> Work required:
Work out how many lines below contain "note". Provide only the figure.

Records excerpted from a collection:
□ □ □ □ □

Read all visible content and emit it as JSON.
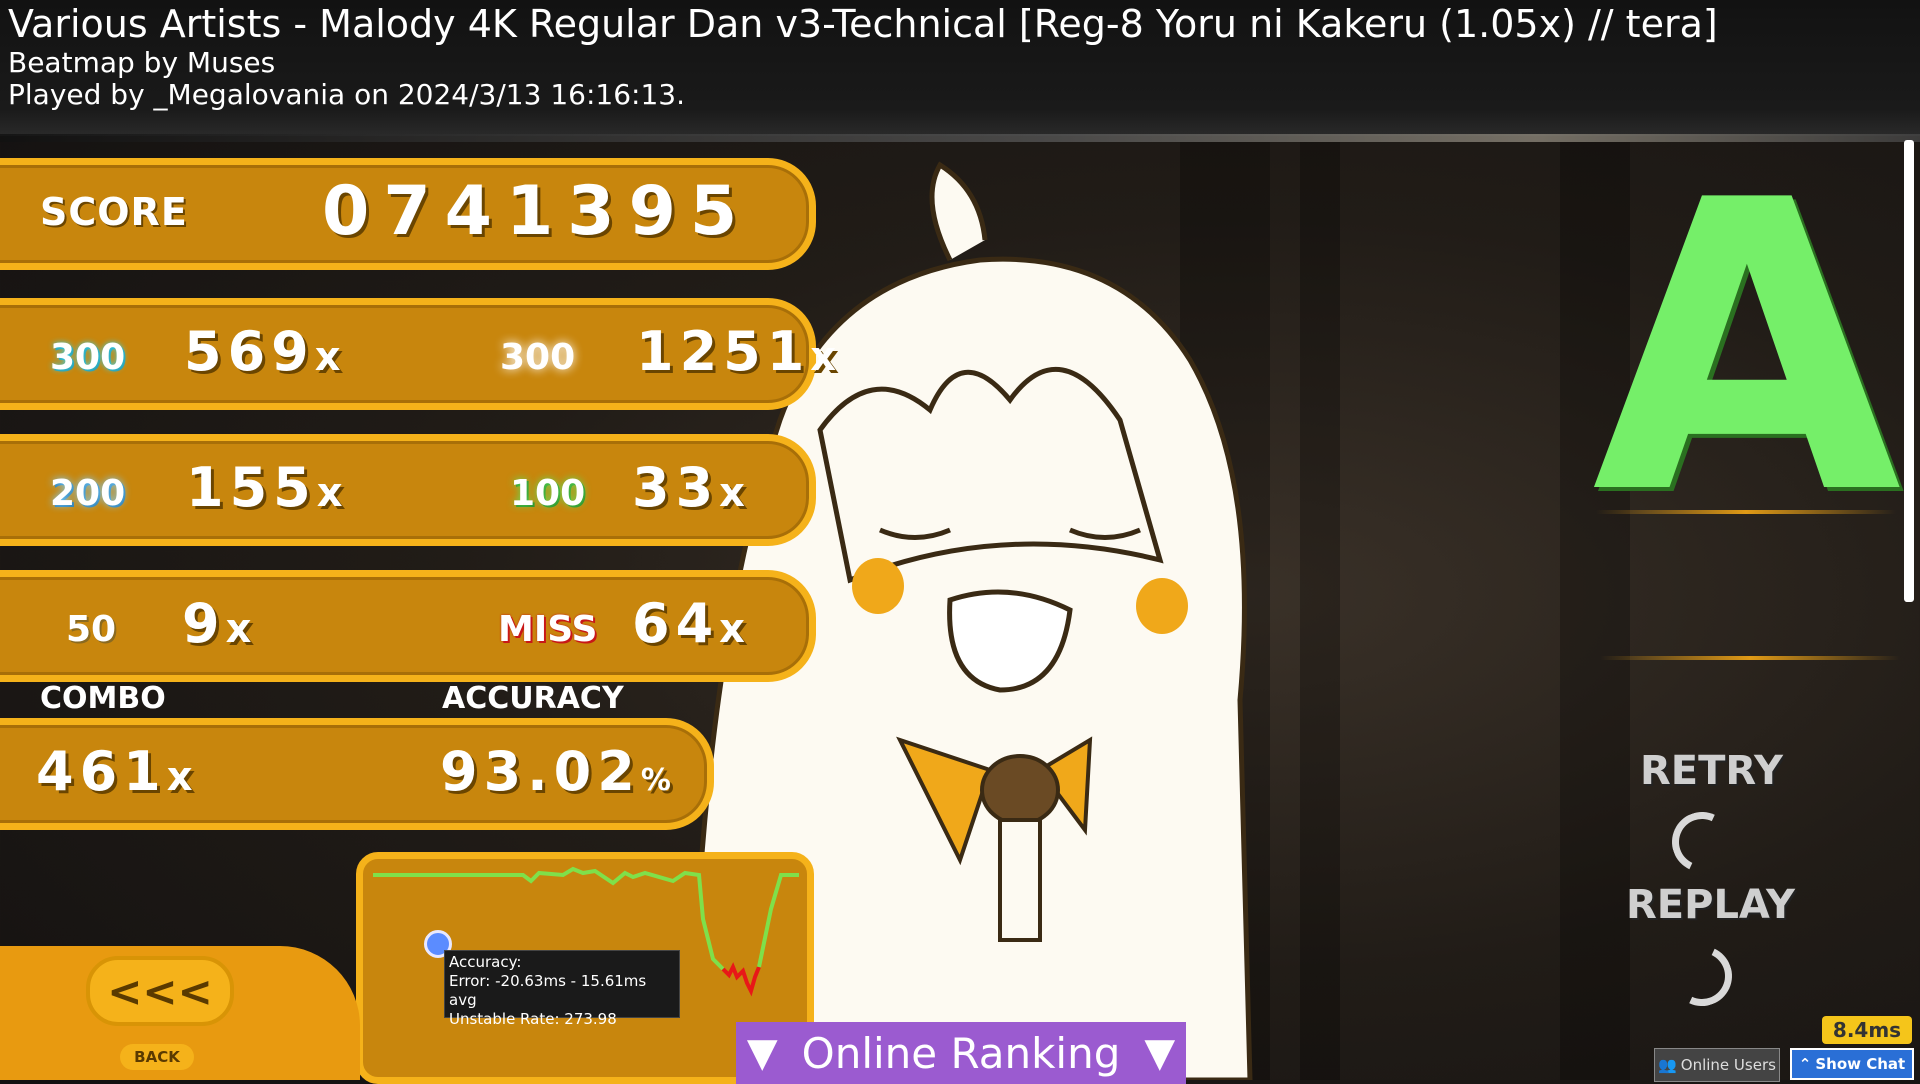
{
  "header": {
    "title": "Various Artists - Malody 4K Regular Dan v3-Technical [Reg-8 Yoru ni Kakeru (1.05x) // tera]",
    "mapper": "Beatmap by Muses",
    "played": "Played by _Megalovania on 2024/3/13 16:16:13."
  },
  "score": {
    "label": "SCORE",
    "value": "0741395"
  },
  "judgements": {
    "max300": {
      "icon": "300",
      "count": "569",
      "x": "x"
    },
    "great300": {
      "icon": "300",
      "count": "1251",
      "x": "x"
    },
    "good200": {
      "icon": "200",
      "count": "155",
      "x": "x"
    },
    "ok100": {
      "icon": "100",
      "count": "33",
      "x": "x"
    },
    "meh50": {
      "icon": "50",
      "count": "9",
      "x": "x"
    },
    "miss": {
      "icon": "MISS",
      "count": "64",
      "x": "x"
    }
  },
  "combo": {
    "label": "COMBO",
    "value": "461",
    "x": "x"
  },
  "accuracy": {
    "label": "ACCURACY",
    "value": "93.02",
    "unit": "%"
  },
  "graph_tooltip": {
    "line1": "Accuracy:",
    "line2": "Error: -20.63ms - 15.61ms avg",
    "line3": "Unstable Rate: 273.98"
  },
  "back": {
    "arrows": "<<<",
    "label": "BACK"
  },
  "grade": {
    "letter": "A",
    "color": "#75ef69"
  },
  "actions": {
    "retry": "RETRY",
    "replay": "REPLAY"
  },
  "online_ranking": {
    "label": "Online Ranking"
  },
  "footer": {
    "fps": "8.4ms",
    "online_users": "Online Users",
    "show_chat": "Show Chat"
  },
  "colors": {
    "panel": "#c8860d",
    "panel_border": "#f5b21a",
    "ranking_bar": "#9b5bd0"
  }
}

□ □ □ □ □

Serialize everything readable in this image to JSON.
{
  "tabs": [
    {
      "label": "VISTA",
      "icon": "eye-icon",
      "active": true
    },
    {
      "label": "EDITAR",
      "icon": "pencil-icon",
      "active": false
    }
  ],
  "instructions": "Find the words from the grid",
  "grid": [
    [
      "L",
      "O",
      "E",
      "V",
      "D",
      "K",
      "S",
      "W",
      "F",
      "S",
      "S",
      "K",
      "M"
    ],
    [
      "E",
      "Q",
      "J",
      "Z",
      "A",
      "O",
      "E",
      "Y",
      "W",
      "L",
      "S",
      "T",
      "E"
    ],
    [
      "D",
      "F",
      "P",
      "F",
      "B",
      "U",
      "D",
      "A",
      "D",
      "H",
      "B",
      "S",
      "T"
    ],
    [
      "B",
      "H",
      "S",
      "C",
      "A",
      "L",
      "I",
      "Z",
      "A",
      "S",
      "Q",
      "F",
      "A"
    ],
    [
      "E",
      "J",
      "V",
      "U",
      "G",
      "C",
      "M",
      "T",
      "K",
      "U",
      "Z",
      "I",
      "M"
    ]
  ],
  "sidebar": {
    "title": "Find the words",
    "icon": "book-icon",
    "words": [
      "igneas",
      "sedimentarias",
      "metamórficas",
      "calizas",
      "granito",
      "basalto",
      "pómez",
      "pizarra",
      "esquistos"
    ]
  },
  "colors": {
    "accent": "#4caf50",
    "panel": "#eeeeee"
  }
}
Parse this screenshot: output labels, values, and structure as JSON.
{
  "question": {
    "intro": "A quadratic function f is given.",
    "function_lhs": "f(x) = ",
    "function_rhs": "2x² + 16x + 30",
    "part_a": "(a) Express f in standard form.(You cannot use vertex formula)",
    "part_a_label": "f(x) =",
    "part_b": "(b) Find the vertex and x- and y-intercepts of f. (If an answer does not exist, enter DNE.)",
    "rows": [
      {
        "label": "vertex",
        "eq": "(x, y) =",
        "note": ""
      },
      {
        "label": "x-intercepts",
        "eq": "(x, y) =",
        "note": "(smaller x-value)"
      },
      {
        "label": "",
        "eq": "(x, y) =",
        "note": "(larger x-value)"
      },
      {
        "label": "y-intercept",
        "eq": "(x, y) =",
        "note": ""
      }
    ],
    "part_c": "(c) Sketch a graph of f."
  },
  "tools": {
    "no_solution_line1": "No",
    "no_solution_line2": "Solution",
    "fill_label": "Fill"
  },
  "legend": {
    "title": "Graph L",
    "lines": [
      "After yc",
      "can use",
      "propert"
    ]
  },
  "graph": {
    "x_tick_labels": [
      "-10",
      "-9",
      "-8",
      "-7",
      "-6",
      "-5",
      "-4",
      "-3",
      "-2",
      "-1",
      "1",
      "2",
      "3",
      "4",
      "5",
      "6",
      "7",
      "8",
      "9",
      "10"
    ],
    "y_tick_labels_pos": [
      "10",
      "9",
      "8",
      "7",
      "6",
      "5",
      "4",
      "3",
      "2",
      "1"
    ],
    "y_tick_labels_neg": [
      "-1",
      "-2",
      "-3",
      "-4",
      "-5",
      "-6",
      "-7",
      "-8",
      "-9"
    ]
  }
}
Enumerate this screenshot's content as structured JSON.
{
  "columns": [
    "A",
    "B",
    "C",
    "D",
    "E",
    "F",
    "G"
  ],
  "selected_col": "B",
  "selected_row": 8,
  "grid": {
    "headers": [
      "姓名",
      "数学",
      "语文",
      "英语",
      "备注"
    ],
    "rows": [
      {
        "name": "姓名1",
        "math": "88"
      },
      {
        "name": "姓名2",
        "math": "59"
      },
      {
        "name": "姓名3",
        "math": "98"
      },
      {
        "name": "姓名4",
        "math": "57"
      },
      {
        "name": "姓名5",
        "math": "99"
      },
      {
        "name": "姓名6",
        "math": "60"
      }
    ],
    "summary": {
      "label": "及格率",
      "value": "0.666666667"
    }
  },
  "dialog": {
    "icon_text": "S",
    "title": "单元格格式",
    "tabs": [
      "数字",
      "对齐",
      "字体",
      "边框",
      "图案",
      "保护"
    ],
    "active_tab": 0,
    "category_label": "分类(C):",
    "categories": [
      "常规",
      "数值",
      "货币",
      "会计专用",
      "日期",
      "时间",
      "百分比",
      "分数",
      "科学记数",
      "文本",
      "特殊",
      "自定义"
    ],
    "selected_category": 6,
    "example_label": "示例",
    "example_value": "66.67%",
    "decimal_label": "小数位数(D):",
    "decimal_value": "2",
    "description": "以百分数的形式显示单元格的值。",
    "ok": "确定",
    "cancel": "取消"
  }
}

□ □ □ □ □

> Answer space:
4